**TASK STATEMENT:** For this task, copy the data that follows exactly, keeping every character.

**RECORDED INFORMATION:**
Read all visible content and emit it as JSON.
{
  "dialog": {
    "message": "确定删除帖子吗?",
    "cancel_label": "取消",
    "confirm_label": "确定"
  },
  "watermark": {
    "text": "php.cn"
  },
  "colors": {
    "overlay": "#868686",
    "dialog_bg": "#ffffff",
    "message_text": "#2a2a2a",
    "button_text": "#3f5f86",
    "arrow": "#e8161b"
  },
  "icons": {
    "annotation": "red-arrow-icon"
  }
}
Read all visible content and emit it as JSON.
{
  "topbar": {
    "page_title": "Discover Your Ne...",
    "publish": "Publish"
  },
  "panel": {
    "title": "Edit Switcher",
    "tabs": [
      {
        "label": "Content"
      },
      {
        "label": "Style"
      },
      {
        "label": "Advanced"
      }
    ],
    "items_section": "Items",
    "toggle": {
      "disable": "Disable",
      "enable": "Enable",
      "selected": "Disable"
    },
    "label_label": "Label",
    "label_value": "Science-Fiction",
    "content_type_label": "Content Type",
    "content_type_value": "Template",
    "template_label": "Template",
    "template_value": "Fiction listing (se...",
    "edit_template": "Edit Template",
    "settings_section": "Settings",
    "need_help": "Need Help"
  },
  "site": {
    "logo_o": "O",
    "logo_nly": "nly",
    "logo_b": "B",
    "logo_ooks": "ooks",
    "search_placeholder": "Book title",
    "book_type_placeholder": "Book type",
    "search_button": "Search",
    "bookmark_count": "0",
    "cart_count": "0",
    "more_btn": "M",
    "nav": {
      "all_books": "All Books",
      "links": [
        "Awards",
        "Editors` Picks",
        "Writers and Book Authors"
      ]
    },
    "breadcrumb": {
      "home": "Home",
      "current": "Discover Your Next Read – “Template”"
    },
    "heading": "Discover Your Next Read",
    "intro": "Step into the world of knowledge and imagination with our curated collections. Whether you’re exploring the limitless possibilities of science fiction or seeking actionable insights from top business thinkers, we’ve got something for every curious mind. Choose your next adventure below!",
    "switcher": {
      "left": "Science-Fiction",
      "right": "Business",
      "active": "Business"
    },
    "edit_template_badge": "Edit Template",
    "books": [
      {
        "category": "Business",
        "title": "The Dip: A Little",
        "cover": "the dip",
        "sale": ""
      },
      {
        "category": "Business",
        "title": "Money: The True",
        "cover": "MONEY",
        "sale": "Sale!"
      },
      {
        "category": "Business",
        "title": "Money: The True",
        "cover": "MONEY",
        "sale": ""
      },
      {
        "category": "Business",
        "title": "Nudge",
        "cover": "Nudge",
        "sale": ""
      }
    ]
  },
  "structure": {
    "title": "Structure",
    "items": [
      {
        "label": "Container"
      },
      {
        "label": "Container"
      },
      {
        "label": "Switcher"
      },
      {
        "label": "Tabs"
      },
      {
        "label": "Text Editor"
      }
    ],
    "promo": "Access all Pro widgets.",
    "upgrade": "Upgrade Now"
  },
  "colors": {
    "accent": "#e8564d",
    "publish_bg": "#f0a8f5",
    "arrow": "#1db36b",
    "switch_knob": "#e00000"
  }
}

**RESULT FOR THIS TASK:**
Read all visible content and emit it as JSON.
{
  "dialog": {
    "message": "确定删除帖子吗?",
    "cancel_label": "取消",
    "confirm_label": "确定"
  },
  "watermark": {
    "text": "php.cn"
  },
  "colors": {
    "overlay": "#868686",
    "dialog_bg": "#ffffff",
    "message_text": "#2a2a2a",
    "button_text": "#3f5f86",
    "arrow": "#e8161b"
  },
  "icons": {
    "annotation": "red-arrow-icon"
  }
}
Read all visible content and emit it as JSON.
{
  "topbar": {
    "page_title": "Discover Your Ne...",
    "publish": "Publish"
  },
  "panel": {
    "title": "Edit Switcher",
    "tabs": [
      {
        "label": "Content"
      },
      {
        "label": "Style"
      },
      {
        "label": "Advanced"
      }
    ],
    "items_section": "Items",
    "toggle": {
      "disable": "Disable",
      "enable": "Enable",
      "selected": "Disable"
    },
    "label_label": "Label",
    "label_value": "Science-Fiction",
    "content_type_label": "Content Type",
    "content_type_value": "Template",
    "template_label": "Template",
    "template_value": "Fiction listing (se...",
    "edit_template": "Edit Template",
    "settings_section": "Settings",
    "need_help": "Need Help"
  },
  "site": {
    "logo_o": "O",
    "logo_nly": "nly",
    "logo_b": "B",
    "logo_ooks": "ooks",
    "search_placeholder": "Book title",
    "book_type_placeholder": "Book type",
    "search_button": "Search",
    "bookmark_count": "0",
    "cart_count": "0",
    "more_btn": "M",
    "nav": {
      "all_books": "All Books",
      "links": [
        "Awards",
        "Editors` Picks",
        "Writers and Book Authors"
      ]
    },
    "breadcrumb": {
      "home": "Home",
      "current": "Discover Your Next Read – “Template”"
    },
    "heading": "Discover Your Next Read",
    "intro": "Step into the world of knowledge and imagination with our curated collections. Whether you’re exploring the limitless possibilities of science fiction or seeking actionable insights from top business thinkers, we’ve got something for every curious mind. Choose your next adventure below!",
    "switcher": {
      "left": "Science-Fiction",
      "right": "Business",
      "active": "Business"
    },
    "edit_template_badge": "Edit Template",
    "books": [
      {
        "category": "Business",
        "title": "The Dip: A Little",
        "cover": "the dip",
        "sale": ""
      },
      {
        "category": "Business",
        "title": "Money: The True",
        "cover": "MONEY",
        "sale": "Sale!"
      },
      {
        "category": "Business",
        "title": "Money: The True",
        "cover": "MONEY",
        "sale": ""
      },
      {
        "category": "Business",
        "title": "Nudge",
        "cover": "Nudge",
        "sale": ""
      }
    ]
  },
  "structure": {
    "title": "Structure",
    "items": [
      {
        "label": "Container"
      },
      {
        "label": "Container"
      },
      {
        "label": "Switcher"
      },
      {
        "label": "Tabs"
      },
      {
        "label": "Text Editor"
      }
    ],
    "promo": "Access all Pro widgets.",
    "upgrade": "Upgrade Now"
  },
  "colors": {
    "accent": "#e8564d",
    "publish_bg": "#f0a8f5",
    "arrow": "#1db36b",
    "switch_knob": "#e00000"
  }
}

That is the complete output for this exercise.